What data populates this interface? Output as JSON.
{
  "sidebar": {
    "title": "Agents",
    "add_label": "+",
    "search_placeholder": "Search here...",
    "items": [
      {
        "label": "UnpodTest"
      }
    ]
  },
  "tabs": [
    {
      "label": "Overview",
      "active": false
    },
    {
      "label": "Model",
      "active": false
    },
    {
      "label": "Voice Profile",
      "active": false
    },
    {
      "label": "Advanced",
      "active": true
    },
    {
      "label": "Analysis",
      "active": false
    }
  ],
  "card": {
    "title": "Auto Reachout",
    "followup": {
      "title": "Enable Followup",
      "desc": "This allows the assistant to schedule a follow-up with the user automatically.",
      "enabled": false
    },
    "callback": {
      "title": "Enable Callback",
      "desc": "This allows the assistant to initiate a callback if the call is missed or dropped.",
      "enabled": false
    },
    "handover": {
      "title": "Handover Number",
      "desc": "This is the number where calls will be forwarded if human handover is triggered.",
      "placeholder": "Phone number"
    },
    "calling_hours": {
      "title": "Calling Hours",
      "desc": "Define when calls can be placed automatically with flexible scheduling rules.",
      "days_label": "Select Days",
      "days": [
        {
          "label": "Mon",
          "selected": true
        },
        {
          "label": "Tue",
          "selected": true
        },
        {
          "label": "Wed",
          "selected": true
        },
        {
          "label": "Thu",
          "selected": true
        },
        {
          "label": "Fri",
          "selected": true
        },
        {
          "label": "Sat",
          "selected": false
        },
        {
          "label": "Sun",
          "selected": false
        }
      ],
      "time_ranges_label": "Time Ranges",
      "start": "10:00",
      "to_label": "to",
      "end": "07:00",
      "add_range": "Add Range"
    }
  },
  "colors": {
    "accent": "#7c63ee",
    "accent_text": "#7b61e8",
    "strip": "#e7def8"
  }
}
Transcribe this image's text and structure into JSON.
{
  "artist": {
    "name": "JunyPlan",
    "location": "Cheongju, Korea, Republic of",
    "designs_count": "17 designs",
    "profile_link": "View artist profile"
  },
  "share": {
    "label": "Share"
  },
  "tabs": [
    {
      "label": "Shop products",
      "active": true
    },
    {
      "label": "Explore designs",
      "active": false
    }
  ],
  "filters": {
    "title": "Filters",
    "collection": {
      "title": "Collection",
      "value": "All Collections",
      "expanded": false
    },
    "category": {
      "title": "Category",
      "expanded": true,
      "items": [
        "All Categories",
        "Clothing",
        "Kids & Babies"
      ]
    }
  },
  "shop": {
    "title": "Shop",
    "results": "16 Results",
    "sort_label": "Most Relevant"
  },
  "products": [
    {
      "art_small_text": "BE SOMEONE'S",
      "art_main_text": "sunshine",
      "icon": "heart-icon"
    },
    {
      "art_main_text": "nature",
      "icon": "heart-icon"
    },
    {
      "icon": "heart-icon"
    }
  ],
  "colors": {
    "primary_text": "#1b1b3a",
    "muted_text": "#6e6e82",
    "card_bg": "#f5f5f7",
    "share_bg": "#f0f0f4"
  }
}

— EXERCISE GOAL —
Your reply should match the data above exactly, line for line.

— ANSWER BELOW —
What data populates this interface? Output as JSON.
{
  "sidebar": {
    "title": "Agents",
    "add_label": "+",
    "search_placeholder": "Search here...",
    "items": [
      {
        "label": "UnpodTest"
      }
    ]
  },
  "tabs": [
    {
      "label": "Overview",
      "active": false
    },
    {
      "label": "Model",
      "active": false
    },
    {
      "label": "Voice Profile",
      "active": false
    },
    {
      "label": "Advanced",
      "active": true
    },
    {
      "label": "Analysis",
      "active": false
    }
  ],
  "card": {
    "title": "Auto Reachout",
    "followup": {
      "title": "Enable Followup",
      "desc": "This allows the assistant to schedule a follow-up with the user automatically.",
      "enabled": false
    },
    "callback": {
      "title": "Enable Callback",
      "desc": "This allows the assistant to initiate a callback if the call is missed or dropped.",
      "enabled": false
    },
    "handover": {
      "title": "Handover Number",
      "desc": "This is the number where calls will be forwarded if human handover is triggered.",
      "placeholder": "Phone number"
    },
    "calling_hours": {
      "title": "Calling Hours",
      "desc": "Define when calls can be placed automatically with flexible scheduling rules.",
      "days_label": "Select Days",
      "days": [
        {
          "label": "Mon",
          "selected": true
        },
        {
          "label": "Tue",
          "selected": true
        },
        {
          "label": "Wed",
          "selected": true
        },
        {
          "label": "Thu",
          "selected": true
        },
        {
          "label": "Fri",
          "selected": true
        },
        {
          "label": "Sat",
          "selected": false
        },
        {
          "label": "Sun",
          "selected": false
        }
      ],
      "time_ranges_label": "Time Ranges",
      "start": "10:00",
      "to_label": "to",
      "end": "07:00",
      "add_range": "Add Range"
    }
  },
  "colors": {
    "accent": "#7c63ee",
    "accent_text": "#7b61e8",
    "strip": "#e7def8"
  }
}
Transcribe this image's text and structure into JSON.
{
  "artist": {
    "name": "JunyPlan",
    "location": "Cheongju, Korea, Republic of",
    "designs_count": "17 designs",
    "profile_link": "View artist profile"
  },
  "share": {
    "label": "Share"
  },
  "tabs": [
    {
      "label": "Shop products",
      "active": true
    },
    {
      "label": "Explore designs",
      "active": false
    }
  ],
  "filters": {
    "title": "Filters",
    "collection": {
      "title": "Collection",
      "value": "All Collections",
      "expanded": false
    },
    "category": {
      "title": "Category",
      "expanded": true,
      "items": [
        "All Categories",
        "Clothing",
        "Kids & Babies"
      ]
    }
  },
  "shop": {
    "title": "Shop",
    "results": "16 Results",
    "sort_label": "Most Relevant"
  },
  "products": [
    {
      "art_small_text": "BE SOMEONE'S",
      "art_main_text": "sunshine",
      "icon": "heart-icon"
    },
    {
      "art_main_text": "nature",
      "icon": "heart-icon"
    },
    {
      "icon": "heart-icon"
    }
  ],
  "colors": {
    "primary_text": "#1b1b3a",
    "muted_text": "#6e6e82",
    "card_bg": "#f5f5f7",
    "share_bg": "#f0f0f4"
  }
}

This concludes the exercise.